In July of 2020, Connecticut joined with other Northeast states to sign a Medium-Heavy Duty Zero Emission Vehicle Memorandum of Understanding to work collaboratively to advance and accelerate the market for electric medium- and heavy-duty vehicles, including school and transit buses.
Challenges Associated with Transitioning to Electric Buses:
Battery electric buses represent a significant air quality improvement for both passengers and the people who spend considerable time living and working in the proximity of bus routes but they are also substantially more expensive than diesel transit buses and will require more thoughtful planning in order to be successful.
- There are many capital/operating trade-offs
- BEBs are significantly more expensive than diesel and hybrid buses
- Charging infrastructure is expensive
- Electricity is often cheaper than diesel
- Potential for maintenance cost savings
- Adequate planning is needed to ensure that the charging infrastructure is designed to support current and future deployments.
- Connecticut’s electric utility rate designs need to be re-evaluated to mitigate the impacts of demand charges incurred when charging electric buses.
- Energy resiliency measures, such as renewable on-site storage solutions need to be incorporated into electric bus planning efforts so transit agencies can continue to charge the buses during power outages, an increasingly regular event due to severe weather.
BEBs are substantially more expensive than other types of buses on the market but incentives are attractive right now and with the right infrastructure, electric bus fleets can generate substantial cost savings over diesel vehicles for transit agencies. To achieve all the benefits that electric buses offer it’s important to be aware of current state and federal grants, bus warranties, and available financing options. This is not a complete list but it is intended to help agencies begin to successfully navigate the funding available to electrify their transit operations and fleet.
Federal Transit Administration Low or No
Emission Grant Program (Low-No)
This federal competitive grant program provides funding for electric transit buses and associated charging infrastructure. The Low-No program is the largest battery electric bus grant program to date ($130 million of available funding announced in January 2020 (FTA 2020)) and many Connecticut transit agencies have applied and been awarded funding under this program.
The Diesel Emissions Reduction Act (DERA)
Requests for proposals for the National Clean Diesel Campaign and related information are posted on EPA's Clean Diesel Website. The program solicits applications nationwide for projects (including the electrification of transit buses) that achieve significant reductions in diesel emissions and exposure, particularly from fleets operating in areas designated by EPA as poor air quality areas. DERA can also cover up to 45% of the total electric bus replacement cost, including charging infrastructure.
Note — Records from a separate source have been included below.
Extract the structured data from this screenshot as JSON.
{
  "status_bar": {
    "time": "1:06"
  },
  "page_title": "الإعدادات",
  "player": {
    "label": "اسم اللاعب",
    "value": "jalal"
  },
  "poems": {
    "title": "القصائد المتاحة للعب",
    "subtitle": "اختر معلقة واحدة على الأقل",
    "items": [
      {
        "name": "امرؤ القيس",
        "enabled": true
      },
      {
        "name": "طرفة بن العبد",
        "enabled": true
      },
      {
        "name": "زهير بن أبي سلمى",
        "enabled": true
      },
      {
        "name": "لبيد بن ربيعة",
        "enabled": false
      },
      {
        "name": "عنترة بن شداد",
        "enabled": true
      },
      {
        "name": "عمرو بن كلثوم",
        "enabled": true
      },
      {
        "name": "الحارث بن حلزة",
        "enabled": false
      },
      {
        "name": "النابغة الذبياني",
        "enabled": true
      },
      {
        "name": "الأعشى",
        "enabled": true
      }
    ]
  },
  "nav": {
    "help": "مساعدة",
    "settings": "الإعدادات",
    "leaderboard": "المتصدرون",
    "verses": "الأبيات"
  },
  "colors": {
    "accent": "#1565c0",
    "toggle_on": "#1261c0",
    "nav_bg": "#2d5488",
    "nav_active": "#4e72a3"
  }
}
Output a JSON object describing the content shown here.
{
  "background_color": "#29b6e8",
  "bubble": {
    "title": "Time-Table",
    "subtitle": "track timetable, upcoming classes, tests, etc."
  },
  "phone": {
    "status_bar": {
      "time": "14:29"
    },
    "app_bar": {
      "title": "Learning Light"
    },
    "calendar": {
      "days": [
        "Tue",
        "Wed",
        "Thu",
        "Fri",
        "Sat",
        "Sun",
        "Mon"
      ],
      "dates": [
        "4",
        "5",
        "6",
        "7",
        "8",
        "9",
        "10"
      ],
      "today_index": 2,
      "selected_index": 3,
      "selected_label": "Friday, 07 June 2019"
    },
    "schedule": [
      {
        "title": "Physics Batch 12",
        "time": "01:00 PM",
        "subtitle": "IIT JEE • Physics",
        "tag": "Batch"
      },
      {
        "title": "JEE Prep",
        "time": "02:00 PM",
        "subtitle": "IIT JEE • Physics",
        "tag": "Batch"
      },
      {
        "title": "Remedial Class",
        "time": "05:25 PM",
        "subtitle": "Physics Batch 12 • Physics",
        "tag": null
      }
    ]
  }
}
Connecticut DEEP also receives funds from the U.S. EPA through the State DERA Program to help mitigate the reduction of diesel emissions within our state. Visit Connecticut’s DERA webpage for information on current grant opportunities.
Connecticut’s VW Mitigation Plan/Grant Funding
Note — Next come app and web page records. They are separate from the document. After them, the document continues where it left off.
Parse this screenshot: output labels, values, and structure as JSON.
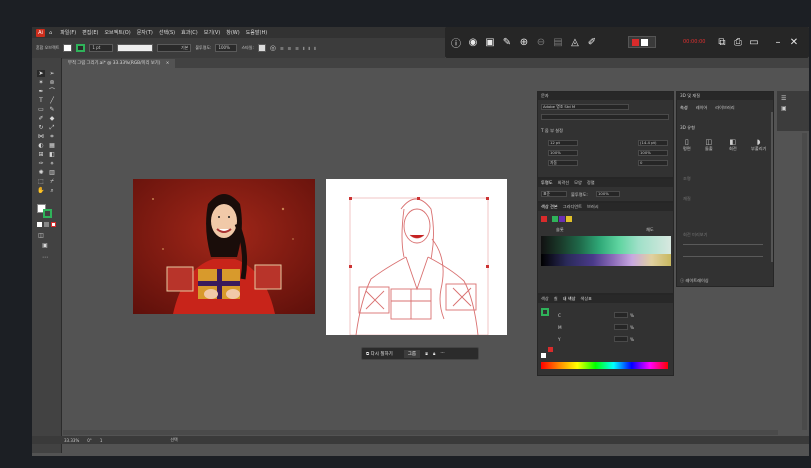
{
  "menu": {
    "items": [
      "파일(F)",
      "편집(E)",
      "오브젝트(O)",
      "문자(T)",
      "선택(S)",
      "효과(C)",
      "보기(V)",
      "창(W)",
      "도움말(H)"
    ]
  },
  "float_toolbar": {
    "record_label": "00:00:00",
    "icons": [
      "info-circle-icon",
      "stop-circle-icon",
      "note-icon",
      "pen-icon",
      "zoom-in-icon",
      "zoom-out-icon",
      "layout-icon",
      "bucket-icon",
      "text-pen-icon",
      "color-picker-icon",
      "record-indicator-icon",
      "crop-icon",
      "capture-icon",
      "monitor-icon",
      "minimize-icon",
      "close-icon"
    ]
  },
  "controlbar": {
    "selection_label": "혼합 오브젝트",
    "stroke_label": "1 pt",
    "brush_label": "기본",
    "opacity_label": "불투명도:",
    "opacity_value": "100%",
    "style_label": "스타일:"
  },
  "document_tab": {
    "title": "부적 그림 그리기.ai* @ 33.33%(RGB/미리 보기)",
    "close": "×"
  },
  "character_panel": {
    "title": "문자",
    "font_family": "Adobe 명조 Std M",
    "font_style": "",
    "option_label": "T 옵 부 설정",
    "size": "12 pt",
    "leading": "(14.4 pt)",
    "scale_v": "100%",
    "scale_h": "100%",
    "tracking": "자동",
    "kerning": "0",
    "rotation": "0"
  },
  "transparency_panel": {
    "tabs": [
      "투명도",
      "외곽선",
      "모양",
      "정렬"
    ],
    "mode": "표준",
    "opacity_label": "불투명도:",
    "opacity_value": "100%"
  },
  "swatches_panel": {
    "tabs": [
      "색상 견본",
      "그라디언트",
      "브러시"
    ],
    "group1": "슬롯",
    "group2": "채도"
  },
  "color_panel": {
    "tabs": [
      "칠",
      "내 색상",
      "색상표"
    ],
    "tab_prefix": "색상",
    "c_label": "C",
    "m_label": "M",
    "y_label": "Y",
    "percent": "%"
  },
  "properties_panel": {
    "tabs": [
      "3D 및 재질",
      "속성",
      "레이어",
      "라이브러리"
    ],
    "section_title": "3D 유형",
    "types": [
      "평면",
      "돌출",
      "회전",
      "부풀리기"
    ],
    "rows": [
      "조명",
      "재질",
      "회전 미리보기"
    ],
    "footer": "레이트레이싱"
  },
  "context_bar": {
    "redraw_label": "다시 칠하기",
    "group_label": "그룹",
    "more_label": "···"
  },
  "statusbar": {
    "zoom": "33.33%",
    "angle": "0°",
    "artboard": "1",
    "mode": "선택"
  },
  "colors": {
    "accent_red": "#d82b2b",
    "photo_bg": "#8b1a12",
    "line_art": "#d97070",
    "swatch_green": "#2fb35a"
  }
}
In 2018, over $50 million became available for various nitrogen oxide (NOx) mitigation projects, including bus electrification projects. While incentives under the VW Program are potentially more generous, many clean diesel projects that are eligible for the State DERA Program, are not eligible for VW funding. Visit Connecticut's VW Settlement webpage for more information on current grant opportunities.
The Guidebook for Deploying Zero-Emission Transit Buses (2020)
The Zero‐Emission Bus Deployment Guidebook is a tool for educating transit agencies on current best practices for electric and fuel cell bus deployments and represents lessons learned from previous deployments, industry experts, and available industry resources.
Financial Analysis of Battery Electric Transit Buses (2020)
In this report, the modeling analysis strives to help transit bus fleets determine if battery electric buses would be cost-effective when compared to traditional diesel buses over their lifetime.